Here is an itinerary I designed for my personal trip to Rome to conduct my Caravaggio survey. This post contains Day 1 and Day 2 will follow in the next posting. It is possible to complete the entire itinerary in two days - I have done it. The traveler with more time may want to take the information from the itinerary and use it as needed in planning a longer trip to the Eternal City. Judging from its nickname, Rome be there as long as you need, but unfortunately, the wealth of Caravaggio there will not. The exibition at the Scuderie Quirinale closes June 13, 2010. But take heart, the rest of the paintings in the following itinerary are there as eternally as Rome itself.

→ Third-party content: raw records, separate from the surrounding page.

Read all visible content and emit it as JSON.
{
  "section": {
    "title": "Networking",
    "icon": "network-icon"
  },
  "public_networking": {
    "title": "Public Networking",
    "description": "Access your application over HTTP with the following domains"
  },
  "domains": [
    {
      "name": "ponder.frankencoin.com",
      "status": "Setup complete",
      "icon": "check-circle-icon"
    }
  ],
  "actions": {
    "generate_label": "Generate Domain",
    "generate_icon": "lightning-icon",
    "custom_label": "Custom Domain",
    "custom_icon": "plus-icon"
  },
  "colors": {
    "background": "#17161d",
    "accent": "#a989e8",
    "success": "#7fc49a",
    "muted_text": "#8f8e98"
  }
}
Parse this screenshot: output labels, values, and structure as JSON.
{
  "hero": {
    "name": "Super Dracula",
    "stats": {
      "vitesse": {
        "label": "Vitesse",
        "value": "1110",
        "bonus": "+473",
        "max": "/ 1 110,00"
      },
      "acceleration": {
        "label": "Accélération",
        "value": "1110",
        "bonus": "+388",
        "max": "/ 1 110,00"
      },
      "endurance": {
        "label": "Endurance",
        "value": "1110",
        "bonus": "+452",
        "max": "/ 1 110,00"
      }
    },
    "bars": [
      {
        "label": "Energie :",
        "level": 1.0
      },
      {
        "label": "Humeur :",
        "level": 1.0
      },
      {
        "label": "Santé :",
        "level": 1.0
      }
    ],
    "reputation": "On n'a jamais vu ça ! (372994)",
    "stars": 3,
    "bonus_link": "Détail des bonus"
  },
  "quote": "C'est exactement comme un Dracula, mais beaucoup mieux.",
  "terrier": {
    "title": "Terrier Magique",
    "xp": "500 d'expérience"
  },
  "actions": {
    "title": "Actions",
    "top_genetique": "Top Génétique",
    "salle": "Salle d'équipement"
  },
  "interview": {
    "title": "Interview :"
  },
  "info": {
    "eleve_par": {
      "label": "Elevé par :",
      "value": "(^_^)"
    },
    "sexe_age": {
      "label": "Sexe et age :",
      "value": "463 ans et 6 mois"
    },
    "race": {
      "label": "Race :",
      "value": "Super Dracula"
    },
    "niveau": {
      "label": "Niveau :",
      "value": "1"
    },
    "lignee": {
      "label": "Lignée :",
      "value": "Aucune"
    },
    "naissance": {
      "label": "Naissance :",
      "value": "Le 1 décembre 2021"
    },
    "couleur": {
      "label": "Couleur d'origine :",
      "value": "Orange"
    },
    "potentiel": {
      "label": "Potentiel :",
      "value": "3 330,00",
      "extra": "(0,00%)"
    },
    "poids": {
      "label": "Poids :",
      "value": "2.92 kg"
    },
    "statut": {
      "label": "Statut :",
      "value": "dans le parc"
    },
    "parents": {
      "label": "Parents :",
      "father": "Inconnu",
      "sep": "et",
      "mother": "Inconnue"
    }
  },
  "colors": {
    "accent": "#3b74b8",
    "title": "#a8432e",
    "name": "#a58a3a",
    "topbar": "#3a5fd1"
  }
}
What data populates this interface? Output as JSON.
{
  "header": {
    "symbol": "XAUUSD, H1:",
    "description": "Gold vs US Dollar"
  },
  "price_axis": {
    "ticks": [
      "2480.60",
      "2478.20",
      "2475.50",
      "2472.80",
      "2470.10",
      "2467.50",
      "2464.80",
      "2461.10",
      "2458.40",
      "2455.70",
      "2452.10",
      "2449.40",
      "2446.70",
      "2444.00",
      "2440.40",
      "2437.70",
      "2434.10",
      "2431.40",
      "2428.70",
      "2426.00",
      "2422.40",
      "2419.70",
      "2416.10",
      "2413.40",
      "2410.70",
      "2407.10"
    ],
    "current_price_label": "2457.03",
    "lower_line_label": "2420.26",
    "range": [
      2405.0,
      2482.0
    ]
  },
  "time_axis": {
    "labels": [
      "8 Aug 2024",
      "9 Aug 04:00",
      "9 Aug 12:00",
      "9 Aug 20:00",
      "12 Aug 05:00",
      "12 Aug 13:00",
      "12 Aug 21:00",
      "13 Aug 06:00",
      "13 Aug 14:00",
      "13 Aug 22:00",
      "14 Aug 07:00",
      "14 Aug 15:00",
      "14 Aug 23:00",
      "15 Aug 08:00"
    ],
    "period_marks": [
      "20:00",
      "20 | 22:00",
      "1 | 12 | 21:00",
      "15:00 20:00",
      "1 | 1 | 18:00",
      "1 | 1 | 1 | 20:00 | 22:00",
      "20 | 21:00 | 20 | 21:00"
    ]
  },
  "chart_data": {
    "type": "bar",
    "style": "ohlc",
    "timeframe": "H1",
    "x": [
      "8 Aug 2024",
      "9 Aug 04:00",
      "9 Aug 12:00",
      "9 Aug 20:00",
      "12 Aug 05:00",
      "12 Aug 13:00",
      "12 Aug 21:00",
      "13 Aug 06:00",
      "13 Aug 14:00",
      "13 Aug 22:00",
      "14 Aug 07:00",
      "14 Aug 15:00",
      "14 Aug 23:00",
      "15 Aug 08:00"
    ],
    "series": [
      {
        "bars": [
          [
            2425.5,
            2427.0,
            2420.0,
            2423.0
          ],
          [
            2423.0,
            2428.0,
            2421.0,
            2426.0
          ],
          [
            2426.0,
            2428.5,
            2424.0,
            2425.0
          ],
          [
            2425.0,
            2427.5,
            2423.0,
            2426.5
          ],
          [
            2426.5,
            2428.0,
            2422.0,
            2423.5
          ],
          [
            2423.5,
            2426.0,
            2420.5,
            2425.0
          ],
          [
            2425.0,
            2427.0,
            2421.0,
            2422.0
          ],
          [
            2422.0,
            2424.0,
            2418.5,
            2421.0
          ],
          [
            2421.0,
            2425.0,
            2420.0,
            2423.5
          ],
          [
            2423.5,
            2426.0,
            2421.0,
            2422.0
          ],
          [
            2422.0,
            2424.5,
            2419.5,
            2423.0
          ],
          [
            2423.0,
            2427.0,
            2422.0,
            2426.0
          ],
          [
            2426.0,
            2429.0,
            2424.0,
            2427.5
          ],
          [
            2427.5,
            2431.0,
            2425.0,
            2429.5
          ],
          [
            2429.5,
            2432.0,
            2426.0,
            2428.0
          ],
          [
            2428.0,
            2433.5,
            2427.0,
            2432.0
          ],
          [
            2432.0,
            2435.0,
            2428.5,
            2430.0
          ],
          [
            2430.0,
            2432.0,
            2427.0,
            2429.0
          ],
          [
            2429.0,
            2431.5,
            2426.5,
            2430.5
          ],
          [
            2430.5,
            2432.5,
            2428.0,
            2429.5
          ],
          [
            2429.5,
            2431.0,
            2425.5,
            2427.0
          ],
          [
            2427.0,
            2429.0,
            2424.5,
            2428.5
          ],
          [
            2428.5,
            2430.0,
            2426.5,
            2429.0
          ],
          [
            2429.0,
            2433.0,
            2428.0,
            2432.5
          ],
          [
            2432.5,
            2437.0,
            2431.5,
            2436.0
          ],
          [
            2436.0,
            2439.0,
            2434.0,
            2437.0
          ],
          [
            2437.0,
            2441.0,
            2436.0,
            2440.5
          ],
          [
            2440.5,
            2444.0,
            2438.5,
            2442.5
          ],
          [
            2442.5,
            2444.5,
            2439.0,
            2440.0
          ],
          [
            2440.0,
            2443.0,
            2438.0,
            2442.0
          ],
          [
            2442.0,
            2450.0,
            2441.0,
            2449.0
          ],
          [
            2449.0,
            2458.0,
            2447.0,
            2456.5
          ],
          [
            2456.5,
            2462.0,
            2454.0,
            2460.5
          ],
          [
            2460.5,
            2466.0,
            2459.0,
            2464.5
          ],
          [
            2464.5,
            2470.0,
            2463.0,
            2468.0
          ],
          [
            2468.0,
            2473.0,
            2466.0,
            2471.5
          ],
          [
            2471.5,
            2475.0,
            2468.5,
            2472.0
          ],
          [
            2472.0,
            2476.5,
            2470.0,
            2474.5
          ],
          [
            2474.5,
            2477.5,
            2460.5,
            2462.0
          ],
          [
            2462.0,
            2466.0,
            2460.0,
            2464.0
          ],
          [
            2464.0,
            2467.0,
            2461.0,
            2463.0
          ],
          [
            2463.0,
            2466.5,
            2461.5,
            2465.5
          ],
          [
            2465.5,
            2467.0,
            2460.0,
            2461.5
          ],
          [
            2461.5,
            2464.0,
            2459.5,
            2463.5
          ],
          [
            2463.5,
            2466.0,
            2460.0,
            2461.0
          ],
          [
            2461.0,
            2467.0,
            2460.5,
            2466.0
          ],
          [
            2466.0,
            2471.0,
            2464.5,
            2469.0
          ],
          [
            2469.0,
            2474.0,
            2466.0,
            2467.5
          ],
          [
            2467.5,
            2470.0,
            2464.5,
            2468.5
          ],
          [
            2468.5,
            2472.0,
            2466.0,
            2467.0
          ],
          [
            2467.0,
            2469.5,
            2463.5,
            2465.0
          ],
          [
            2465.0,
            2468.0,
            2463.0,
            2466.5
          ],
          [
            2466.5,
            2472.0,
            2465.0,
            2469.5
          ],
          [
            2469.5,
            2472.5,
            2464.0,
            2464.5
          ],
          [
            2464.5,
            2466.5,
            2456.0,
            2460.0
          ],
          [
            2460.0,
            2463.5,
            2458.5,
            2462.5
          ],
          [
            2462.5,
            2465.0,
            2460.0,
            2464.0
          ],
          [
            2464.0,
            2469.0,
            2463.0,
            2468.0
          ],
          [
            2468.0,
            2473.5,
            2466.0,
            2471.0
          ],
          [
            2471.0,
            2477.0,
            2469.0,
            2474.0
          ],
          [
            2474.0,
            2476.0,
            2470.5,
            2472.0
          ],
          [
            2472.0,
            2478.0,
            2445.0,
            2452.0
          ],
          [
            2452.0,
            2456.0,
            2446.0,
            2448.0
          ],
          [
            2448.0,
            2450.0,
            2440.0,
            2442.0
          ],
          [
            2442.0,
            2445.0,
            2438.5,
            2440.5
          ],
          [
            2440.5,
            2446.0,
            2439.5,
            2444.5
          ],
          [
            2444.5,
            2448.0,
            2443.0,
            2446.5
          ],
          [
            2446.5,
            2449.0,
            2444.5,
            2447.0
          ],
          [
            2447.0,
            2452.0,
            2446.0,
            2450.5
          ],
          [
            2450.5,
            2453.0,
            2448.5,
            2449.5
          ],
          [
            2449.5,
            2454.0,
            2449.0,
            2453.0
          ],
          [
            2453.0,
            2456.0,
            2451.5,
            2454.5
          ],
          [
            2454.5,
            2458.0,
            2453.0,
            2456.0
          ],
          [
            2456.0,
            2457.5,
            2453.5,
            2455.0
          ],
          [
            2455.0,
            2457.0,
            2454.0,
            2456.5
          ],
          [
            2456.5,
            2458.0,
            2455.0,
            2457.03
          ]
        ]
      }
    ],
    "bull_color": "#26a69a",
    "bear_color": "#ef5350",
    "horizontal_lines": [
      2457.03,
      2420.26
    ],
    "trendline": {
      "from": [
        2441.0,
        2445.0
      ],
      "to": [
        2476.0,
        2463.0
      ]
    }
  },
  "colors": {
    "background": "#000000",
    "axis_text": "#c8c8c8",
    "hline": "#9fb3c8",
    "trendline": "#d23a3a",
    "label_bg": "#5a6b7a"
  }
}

In the following posts is my personal guide to the Caravaggios currently in Rome, but there is one which is there, but not available to be seen. Caravaggio's only fresco is in the Casino Boncompagni Ludovisi, but the casino is aprivate residence, belonging still to the Ludovisi family. If anyone can prcure an invitation for me to see that fresco, I would be most appreciative.
Stop 1 :Santa Maria Del Popolo
Exit Termini Station from the front exits, toward the bus stop zone. As you leave the station, head to the right, to the Metro entrance. Take the Metro to Flaminio-Piazza Del Popolo (4th stop/Red A Line, in the direction of Battistini). As you exit the station, follow the signs to Piazza Del Popolo. The Metro exit will leave you just outside a big arch. This is actually the Porta Flavinia, an important entry point into ancient Rome, which the reader may wish to research further. Step through the arch, into Piazza del Popolo and enjoy its scale and Baroque symmetry. No, those lovely twin churches acorss the Piazza are not your destination. Once you cross through the archway into the Piazza, (if it's raining, just try to avoid the vendors selling umbrellas) the Church of Santa Maria Del Popolo will be on your immediate left.
Walk up Via 4 Fontani for 3 blocks, where you will turn Left at the Via del Quirinale. Walk past the Palazzo Quirinale (the palace of the Popes!) on your right and notice what a very long building it is indeed. At the far end of the building, you approach Piazza Quirinale with its obelisk and tons of Carbinieres. Just past the Piazza on the right is the Scuderie del Quirinale, originally the Popes' stables, where you will find the exhibition.
Though very dark, and perhaps in need of a gentle cleaning and a review of its lighting, the viewer can still make out Narcissus gazing into his own reflection. What is extremely dynamic and interesting about this otherwise still and contemplative painting, is that Caravaggio has structured the compostion as a circle, the arc of Narcissus's body on the upper part of the canvas and its reflection in the lower section. In typical fashion, Caravaggio has to make a part of the canvas project toward us and blur our space with that of canvas. He does it with the knee, which is brightly illuminated and is the center of the circle. A beautiful composition.
Of the six Caravaggios in the Borghese collection, three are included in the exhibition at the Scuderie Quirinale (Boy with Basket of Fruit, St. John the Baptist and David with the Head of Goliath). St. Jerome is in conservation, at the moment, so is not on display, but the very early work called Self Portrait as the Sick Bacchus and the Virgin of Palafrenieri are each worth the price of admission.